At the moment, there's nothing to suggest that Clijsters, at 27, cannot do the same.

It was hardly surprising to see her in tears after the match, for this night marked the unburdening of emotional weight. She had never won a major outside the U.S. Open -- which many feel is the toughest to win. She had a losing record (3-4) in Grand Slam finals going in. Having revealed a growing detachment with the sport, saying this would be her last full season on tour, she found herself playing clutch, forthright tennis at all the right times.

And for the first time in her life, she truly felt a part of the landscape. The Aussies have had a nickname for Clijsters since her 2004 marriage to Lleyton Hewitt, but as she said after the match, "I finally feel like you guys can call me 'Aussie Kim.'"

For much of the evening, it seemed that history's rewards were heading straight to China. After stunningly losing the first eight points, Li made it clear that she was the superior player in a straight-up power battle from the baseline. That doesn't happen often to Clijsters, and it seemed for a while that she might be too stubborn to adjust.

As the tide turned in the second set, Clijsters made a few changes. In a match fought strictly from the baseline, "mixing it up" bears little connection to Francesca Schiavone's grand kaleidoscope. But Clijsters did stifle the pace at times, particularly with a sliced backhand, and it seemed to throw Li off her game.

Regrettably, there was more to Li's unraveling than mere tennis. She repeatedly made a point of registering her disgust with crowd noise (from the Chinese contingent, of all things), and as we heard from ESPN announcers on the scene, there was little call for such a reaction. It was not a hostile audience, merely an enthusiastic one, and this was hardly the time to manufacture a distraction.

By the end, though, Clijsters had clearly established her superiority -- a daunting prospect, certainly, for her opposition in the coming months. Top-ranked Caroline Wozniacki can't match Clijsters' magnificent blend of stout defense and penetrating winners. Nobody has a clue what's going on with Serena. Maria Sharapova's game has fallen a notch or two, and Justine Henin has abruptly retired, most likely for good.

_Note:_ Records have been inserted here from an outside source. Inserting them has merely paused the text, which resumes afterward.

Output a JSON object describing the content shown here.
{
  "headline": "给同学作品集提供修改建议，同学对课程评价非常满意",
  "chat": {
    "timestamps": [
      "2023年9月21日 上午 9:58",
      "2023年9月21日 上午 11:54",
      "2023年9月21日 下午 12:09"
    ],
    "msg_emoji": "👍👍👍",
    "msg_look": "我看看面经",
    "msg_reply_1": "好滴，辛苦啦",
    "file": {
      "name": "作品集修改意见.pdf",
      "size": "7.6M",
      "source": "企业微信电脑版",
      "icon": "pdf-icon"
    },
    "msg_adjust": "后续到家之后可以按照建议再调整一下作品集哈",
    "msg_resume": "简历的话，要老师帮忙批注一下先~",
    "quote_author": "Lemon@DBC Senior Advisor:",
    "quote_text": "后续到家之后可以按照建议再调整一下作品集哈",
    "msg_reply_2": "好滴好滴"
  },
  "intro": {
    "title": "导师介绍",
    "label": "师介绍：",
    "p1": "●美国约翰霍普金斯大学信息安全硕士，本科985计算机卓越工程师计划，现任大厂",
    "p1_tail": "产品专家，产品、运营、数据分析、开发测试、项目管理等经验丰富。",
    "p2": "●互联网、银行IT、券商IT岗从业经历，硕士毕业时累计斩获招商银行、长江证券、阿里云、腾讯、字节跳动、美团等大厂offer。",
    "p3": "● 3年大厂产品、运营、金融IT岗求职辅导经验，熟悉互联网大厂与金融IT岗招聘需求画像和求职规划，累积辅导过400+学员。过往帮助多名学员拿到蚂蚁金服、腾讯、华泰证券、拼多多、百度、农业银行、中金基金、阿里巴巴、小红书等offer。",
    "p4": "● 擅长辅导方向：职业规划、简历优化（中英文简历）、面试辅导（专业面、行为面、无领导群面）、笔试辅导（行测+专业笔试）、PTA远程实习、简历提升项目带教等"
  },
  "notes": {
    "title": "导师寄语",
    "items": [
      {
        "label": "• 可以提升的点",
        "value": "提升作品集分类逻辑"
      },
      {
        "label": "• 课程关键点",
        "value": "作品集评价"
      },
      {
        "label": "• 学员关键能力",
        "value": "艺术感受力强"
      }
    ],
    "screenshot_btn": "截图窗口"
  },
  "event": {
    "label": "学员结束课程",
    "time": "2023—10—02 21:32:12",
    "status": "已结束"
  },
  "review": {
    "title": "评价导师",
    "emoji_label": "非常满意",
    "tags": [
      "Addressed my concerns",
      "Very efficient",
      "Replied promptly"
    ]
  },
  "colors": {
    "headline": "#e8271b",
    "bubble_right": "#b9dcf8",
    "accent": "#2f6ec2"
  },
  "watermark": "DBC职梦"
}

(All of a sudden, Henin's absence doesn't seem like such a blow to Belgian tennis, at least not in the long run. On a weekend when Chinese expectations rose to the sky, Belgian teenager An-Sophie Mestach won the junior girls' singles and teamed with Demi Schuurs, of the Netherlands, to win the doubles.)

So onward she goes, charting her career path while locked in earnest conversation with her husband, Brian, about having more children within the next few years. Perhaps Clijsters' many admirers can take heart in her post-match address, when she turned to Li and said, "A few more Grand Slam finals together would be nice." It seems that this remarkable balancing act suits her just fine.